* **WORK ORDER**:
Among the lines below, return each one that contains the word "subtitle".

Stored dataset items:
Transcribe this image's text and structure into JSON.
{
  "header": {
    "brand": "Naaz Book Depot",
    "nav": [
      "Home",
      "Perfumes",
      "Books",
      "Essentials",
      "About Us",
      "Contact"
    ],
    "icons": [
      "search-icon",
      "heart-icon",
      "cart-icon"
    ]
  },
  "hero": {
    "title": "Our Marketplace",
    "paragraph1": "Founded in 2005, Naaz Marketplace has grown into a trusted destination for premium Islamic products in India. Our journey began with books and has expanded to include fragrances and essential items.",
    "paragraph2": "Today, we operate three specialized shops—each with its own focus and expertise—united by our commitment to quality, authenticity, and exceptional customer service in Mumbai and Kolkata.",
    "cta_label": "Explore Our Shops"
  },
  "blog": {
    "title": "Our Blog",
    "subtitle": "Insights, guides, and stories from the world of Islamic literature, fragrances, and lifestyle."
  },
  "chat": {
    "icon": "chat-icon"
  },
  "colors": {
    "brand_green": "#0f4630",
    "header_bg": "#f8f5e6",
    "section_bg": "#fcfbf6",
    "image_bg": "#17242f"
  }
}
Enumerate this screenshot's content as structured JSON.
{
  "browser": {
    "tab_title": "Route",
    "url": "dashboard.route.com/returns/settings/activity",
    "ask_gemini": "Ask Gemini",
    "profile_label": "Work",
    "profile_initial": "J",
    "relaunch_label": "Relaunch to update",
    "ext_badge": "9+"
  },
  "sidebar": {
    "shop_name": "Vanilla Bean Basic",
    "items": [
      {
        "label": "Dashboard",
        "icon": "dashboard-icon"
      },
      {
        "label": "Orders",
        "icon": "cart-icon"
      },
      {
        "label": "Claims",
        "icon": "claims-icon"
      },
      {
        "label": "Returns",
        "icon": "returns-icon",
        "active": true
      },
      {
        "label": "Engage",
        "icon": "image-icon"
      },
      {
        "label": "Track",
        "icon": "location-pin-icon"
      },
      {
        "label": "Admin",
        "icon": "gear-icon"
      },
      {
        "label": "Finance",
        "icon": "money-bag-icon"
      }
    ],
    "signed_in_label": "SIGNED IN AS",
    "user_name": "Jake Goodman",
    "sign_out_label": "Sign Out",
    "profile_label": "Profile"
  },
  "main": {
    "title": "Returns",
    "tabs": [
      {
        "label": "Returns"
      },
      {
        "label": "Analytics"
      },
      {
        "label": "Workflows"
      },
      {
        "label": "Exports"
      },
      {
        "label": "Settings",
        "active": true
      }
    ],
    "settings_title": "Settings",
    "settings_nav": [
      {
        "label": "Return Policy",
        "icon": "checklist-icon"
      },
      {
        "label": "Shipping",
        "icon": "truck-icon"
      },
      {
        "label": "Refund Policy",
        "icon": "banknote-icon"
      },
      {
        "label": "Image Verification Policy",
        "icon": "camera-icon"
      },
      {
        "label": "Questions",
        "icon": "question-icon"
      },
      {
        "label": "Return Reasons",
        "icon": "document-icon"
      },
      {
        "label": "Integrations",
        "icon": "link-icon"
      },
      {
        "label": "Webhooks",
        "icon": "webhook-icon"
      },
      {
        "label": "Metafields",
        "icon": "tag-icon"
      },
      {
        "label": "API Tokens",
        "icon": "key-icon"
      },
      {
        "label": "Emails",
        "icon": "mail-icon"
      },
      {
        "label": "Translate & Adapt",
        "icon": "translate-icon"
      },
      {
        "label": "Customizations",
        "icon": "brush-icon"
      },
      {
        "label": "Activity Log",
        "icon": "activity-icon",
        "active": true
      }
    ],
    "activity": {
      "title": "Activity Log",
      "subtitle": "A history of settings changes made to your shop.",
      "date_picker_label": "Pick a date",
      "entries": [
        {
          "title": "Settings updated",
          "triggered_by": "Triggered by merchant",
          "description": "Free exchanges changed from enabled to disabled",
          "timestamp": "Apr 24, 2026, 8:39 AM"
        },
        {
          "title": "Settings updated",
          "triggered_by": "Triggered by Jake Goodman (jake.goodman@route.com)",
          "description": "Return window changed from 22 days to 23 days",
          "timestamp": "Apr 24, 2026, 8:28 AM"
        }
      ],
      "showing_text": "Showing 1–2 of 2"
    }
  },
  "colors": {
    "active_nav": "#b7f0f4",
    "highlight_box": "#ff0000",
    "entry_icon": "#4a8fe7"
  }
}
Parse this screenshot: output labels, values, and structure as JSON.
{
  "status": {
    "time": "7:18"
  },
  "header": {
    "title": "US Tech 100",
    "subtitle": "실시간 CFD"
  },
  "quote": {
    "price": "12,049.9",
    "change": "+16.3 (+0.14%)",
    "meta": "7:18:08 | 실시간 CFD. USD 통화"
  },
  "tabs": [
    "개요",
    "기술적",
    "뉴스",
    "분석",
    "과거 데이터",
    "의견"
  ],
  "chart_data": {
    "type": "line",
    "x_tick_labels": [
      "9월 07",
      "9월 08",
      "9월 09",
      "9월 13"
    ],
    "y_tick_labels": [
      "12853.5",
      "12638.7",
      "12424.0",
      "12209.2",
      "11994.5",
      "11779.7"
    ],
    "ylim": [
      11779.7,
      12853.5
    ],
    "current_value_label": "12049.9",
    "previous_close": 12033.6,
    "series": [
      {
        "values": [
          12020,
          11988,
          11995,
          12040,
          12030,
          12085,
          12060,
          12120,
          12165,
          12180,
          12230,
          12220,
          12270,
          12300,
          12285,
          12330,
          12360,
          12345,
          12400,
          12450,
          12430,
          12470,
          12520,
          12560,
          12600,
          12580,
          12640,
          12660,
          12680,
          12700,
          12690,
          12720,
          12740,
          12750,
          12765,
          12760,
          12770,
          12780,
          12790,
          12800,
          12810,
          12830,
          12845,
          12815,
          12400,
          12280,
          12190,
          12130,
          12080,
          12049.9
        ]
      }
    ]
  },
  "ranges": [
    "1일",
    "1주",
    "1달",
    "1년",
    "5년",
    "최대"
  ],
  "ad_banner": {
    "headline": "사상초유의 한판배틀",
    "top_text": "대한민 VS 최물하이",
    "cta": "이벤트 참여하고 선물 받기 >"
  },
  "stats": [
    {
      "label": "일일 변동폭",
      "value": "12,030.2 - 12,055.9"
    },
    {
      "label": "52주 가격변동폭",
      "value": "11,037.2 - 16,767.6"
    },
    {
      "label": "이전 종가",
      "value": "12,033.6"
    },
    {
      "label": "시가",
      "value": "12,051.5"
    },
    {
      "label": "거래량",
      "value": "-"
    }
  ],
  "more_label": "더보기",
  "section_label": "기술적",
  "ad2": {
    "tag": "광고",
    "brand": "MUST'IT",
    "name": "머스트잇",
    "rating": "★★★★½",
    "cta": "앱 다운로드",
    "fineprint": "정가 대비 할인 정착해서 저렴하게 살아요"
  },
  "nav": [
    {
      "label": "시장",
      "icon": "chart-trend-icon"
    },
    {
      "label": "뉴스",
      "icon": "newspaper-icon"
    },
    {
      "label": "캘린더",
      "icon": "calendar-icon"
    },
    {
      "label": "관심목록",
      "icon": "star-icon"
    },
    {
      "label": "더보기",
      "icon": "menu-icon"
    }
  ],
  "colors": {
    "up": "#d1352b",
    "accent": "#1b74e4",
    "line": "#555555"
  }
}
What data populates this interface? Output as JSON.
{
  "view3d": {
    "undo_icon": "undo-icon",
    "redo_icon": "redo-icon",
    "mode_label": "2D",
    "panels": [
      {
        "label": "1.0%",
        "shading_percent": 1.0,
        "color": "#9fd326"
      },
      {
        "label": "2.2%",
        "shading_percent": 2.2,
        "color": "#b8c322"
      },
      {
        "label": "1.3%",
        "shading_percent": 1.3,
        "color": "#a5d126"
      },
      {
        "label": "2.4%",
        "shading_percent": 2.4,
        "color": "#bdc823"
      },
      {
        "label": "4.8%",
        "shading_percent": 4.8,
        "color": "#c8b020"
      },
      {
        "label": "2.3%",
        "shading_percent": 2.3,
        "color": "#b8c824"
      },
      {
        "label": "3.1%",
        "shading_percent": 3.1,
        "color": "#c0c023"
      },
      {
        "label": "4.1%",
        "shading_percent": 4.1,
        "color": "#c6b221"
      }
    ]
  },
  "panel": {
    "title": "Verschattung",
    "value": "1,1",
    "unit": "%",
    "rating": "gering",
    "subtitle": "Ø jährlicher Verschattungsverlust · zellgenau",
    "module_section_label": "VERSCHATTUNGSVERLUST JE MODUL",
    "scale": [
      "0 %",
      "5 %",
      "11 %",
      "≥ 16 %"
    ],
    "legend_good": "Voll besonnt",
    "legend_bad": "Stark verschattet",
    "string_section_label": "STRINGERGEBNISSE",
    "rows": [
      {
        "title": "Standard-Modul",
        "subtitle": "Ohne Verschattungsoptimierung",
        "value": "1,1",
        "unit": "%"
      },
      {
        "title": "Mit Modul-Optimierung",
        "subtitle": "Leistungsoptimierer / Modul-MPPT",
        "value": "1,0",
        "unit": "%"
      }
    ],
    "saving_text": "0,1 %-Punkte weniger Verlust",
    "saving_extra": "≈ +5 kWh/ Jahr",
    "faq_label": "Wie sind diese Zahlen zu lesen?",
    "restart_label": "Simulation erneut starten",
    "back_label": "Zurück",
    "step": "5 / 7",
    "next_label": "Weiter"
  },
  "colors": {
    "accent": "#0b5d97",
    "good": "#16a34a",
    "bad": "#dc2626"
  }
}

* **RESPONSE**:
    "subtitle": "Insights, guides, and stories from the world of Islamic literature, fragrances, and lifestyle."
      "subtitle": "A history of settings changes made to your shop.",
    "subtitle": "실시간 CFD"
    "subtitle": "Ø jährlicher Verschattungsverlust · zellgenau",
        "subtitle": "Ohne Verschattungsoptimierung",
        "subtitle": "Leistungsoptimierer / Modul-MPPT",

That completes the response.